» Prompt
Reading the records below, how many lines contain "icon"? Respond with a number and nothing else.

══ The data ══

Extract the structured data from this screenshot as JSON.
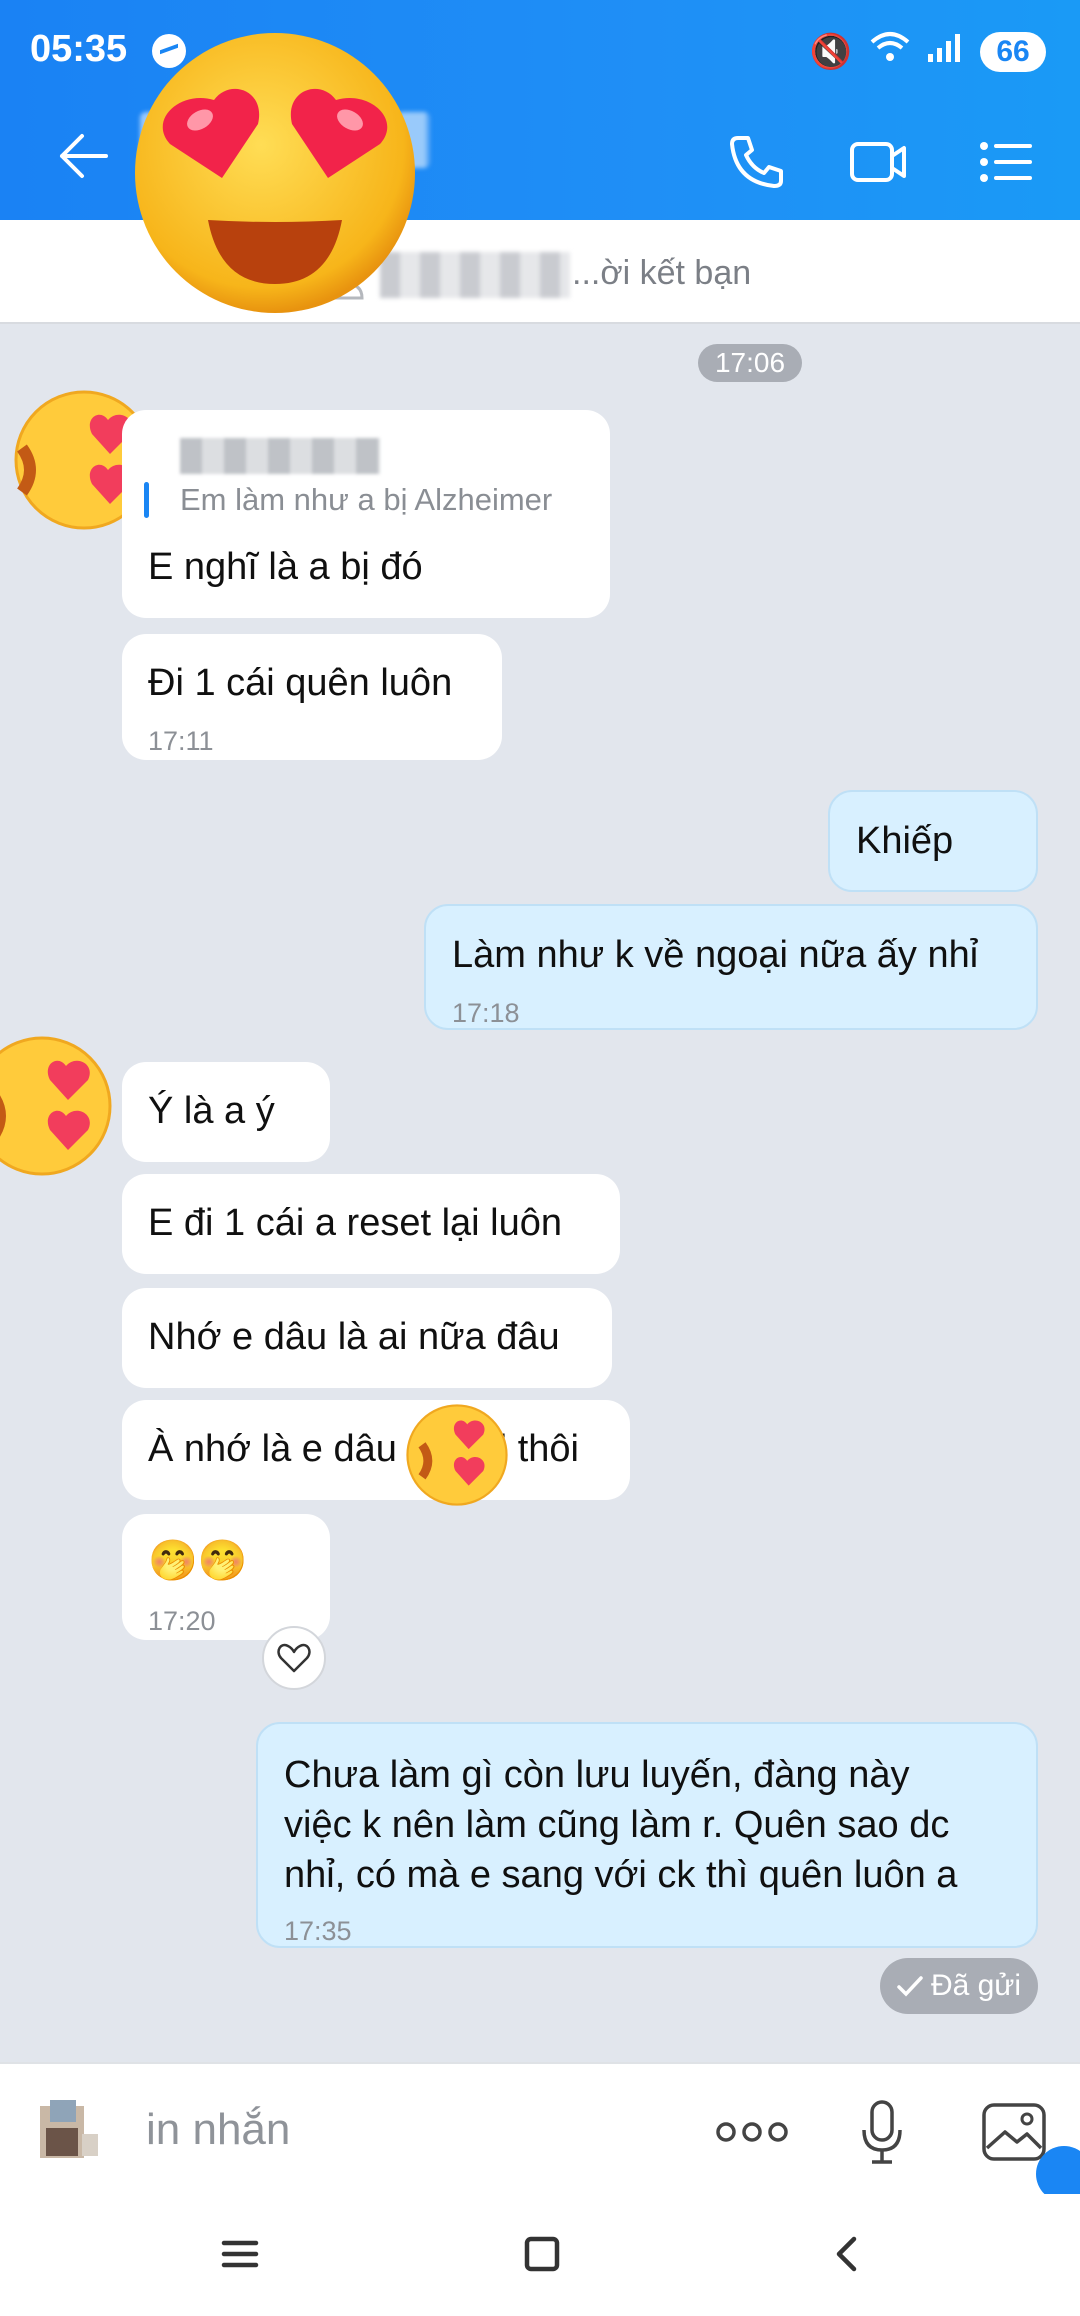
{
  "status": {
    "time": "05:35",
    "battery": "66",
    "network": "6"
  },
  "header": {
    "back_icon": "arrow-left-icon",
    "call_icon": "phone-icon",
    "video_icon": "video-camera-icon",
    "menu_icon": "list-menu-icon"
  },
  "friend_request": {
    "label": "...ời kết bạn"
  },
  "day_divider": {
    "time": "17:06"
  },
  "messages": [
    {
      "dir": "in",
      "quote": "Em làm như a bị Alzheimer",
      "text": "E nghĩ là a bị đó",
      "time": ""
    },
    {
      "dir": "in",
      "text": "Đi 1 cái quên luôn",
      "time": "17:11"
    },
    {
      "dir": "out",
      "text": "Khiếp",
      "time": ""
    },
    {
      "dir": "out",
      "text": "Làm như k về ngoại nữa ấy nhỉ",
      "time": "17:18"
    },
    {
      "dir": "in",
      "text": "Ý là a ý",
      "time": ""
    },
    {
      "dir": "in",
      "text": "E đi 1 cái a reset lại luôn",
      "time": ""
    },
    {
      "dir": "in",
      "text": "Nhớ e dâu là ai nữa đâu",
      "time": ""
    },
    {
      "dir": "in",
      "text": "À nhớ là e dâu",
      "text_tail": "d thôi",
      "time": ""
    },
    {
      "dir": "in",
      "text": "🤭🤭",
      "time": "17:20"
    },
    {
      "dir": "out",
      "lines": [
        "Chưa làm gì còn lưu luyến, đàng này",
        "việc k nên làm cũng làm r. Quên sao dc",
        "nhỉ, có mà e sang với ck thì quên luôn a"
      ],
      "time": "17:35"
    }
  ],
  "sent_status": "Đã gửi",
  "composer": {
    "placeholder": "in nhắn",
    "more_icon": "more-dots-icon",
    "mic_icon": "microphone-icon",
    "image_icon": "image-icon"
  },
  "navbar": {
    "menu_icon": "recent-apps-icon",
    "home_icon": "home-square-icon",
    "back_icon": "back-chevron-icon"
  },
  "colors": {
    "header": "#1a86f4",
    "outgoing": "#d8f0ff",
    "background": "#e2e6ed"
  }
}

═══

» Exercise result
10